Page and application data records
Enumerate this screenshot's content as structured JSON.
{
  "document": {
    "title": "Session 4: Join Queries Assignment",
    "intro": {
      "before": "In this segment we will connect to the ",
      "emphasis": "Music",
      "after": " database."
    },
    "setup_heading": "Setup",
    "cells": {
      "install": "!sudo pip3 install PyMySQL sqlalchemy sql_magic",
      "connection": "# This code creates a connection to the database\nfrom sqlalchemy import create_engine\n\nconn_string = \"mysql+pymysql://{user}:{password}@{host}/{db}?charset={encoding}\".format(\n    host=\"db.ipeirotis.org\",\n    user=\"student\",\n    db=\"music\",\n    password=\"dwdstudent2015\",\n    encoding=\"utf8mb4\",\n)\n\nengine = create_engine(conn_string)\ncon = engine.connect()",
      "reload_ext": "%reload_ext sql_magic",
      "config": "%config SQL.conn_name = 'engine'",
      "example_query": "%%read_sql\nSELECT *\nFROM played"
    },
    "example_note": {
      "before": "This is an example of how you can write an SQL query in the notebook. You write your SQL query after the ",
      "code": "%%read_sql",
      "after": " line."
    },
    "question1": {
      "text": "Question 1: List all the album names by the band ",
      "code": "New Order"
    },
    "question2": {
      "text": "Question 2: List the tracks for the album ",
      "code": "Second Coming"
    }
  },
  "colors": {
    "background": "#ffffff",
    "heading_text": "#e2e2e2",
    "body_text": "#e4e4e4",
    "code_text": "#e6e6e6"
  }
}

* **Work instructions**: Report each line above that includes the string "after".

* **Solution to this exercise**:
      "after": " database."
      "before": "This is an example of how you can write an SQL query in the notebook. You write your SQL query after the ",
      "after": " line."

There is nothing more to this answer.